Data about app and page elements:

- - -

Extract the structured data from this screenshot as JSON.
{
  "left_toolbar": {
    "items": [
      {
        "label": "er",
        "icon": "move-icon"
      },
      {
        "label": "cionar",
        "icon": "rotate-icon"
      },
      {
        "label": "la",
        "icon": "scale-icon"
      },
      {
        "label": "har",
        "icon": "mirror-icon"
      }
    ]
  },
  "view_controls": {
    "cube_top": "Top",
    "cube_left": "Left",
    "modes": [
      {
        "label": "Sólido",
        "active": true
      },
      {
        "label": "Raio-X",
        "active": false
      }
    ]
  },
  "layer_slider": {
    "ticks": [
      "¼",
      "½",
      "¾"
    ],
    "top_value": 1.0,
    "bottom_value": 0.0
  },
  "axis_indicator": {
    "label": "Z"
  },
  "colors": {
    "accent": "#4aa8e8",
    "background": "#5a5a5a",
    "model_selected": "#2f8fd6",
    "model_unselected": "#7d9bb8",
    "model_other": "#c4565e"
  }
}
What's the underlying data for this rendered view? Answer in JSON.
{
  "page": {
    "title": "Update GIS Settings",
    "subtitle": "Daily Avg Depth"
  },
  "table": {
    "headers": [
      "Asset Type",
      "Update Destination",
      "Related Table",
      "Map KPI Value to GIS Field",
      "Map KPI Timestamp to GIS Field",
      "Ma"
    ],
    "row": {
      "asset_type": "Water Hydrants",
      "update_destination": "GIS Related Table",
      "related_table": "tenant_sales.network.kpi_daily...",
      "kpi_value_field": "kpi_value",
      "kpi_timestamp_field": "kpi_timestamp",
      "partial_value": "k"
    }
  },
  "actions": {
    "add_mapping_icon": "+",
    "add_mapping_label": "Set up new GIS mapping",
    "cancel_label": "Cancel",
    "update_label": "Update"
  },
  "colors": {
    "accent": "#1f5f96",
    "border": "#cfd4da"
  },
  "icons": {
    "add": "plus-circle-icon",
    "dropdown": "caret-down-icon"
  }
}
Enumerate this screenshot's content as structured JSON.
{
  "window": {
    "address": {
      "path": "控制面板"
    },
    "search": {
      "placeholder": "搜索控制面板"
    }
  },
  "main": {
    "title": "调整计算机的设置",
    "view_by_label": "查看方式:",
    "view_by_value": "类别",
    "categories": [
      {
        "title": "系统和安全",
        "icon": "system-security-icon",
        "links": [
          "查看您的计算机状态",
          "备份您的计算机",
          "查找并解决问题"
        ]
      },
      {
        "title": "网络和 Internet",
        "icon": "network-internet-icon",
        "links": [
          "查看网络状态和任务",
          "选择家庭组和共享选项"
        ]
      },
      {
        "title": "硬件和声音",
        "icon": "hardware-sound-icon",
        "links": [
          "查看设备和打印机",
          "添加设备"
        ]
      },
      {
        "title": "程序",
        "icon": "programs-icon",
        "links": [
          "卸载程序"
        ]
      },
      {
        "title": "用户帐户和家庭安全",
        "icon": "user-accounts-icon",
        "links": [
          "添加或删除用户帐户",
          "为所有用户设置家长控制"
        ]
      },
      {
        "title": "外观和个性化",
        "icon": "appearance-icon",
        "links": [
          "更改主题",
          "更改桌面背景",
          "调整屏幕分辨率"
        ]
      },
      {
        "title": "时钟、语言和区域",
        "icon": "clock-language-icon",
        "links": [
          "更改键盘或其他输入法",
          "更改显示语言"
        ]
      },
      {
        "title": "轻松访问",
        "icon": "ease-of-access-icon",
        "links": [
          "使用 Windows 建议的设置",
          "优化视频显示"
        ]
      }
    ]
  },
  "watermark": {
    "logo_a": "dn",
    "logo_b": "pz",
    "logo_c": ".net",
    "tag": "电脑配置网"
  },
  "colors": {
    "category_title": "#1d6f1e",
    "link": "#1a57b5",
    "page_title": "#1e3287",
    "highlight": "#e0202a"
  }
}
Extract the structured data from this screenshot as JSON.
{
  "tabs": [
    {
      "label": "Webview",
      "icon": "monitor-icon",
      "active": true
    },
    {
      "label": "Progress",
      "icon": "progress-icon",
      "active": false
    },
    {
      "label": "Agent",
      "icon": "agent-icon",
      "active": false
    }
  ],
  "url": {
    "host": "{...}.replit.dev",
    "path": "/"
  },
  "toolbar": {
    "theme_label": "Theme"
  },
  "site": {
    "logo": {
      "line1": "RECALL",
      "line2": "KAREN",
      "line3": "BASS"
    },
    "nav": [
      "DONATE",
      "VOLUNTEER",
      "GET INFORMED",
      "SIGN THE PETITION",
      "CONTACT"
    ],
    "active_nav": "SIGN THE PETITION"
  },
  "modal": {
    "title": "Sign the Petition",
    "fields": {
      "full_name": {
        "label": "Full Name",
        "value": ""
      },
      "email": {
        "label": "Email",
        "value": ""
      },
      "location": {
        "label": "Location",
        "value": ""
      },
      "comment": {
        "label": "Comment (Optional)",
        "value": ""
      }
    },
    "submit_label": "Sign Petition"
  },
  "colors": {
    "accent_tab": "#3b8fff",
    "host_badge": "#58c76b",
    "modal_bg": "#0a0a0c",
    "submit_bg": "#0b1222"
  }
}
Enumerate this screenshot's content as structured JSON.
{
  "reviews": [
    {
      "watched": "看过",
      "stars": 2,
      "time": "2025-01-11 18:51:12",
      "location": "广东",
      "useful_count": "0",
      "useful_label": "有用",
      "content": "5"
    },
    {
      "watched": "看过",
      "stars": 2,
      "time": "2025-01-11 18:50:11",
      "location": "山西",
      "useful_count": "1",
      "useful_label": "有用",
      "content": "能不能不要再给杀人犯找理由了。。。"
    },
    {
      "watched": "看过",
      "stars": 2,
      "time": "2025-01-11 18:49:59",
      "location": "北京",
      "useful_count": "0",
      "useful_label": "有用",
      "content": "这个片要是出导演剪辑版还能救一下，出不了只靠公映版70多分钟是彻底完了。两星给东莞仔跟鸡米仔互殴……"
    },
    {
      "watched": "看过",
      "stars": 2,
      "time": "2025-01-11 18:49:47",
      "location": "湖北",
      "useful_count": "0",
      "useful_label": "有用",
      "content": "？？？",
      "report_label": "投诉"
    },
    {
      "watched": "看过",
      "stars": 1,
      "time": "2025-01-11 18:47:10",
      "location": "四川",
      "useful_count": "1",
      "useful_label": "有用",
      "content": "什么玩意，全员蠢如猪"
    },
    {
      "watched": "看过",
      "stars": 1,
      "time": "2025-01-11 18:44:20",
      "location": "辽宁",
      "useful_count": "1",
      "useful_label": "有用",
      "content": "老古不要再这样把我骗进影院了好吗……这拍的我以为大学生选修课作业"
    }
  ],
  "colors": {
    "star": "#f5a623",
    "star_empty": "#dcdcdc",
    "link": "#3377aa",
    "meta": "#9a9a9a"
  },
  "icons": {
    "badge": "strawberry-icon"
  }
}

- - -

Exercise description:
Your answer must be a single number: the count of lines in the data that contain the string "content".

Output below:
8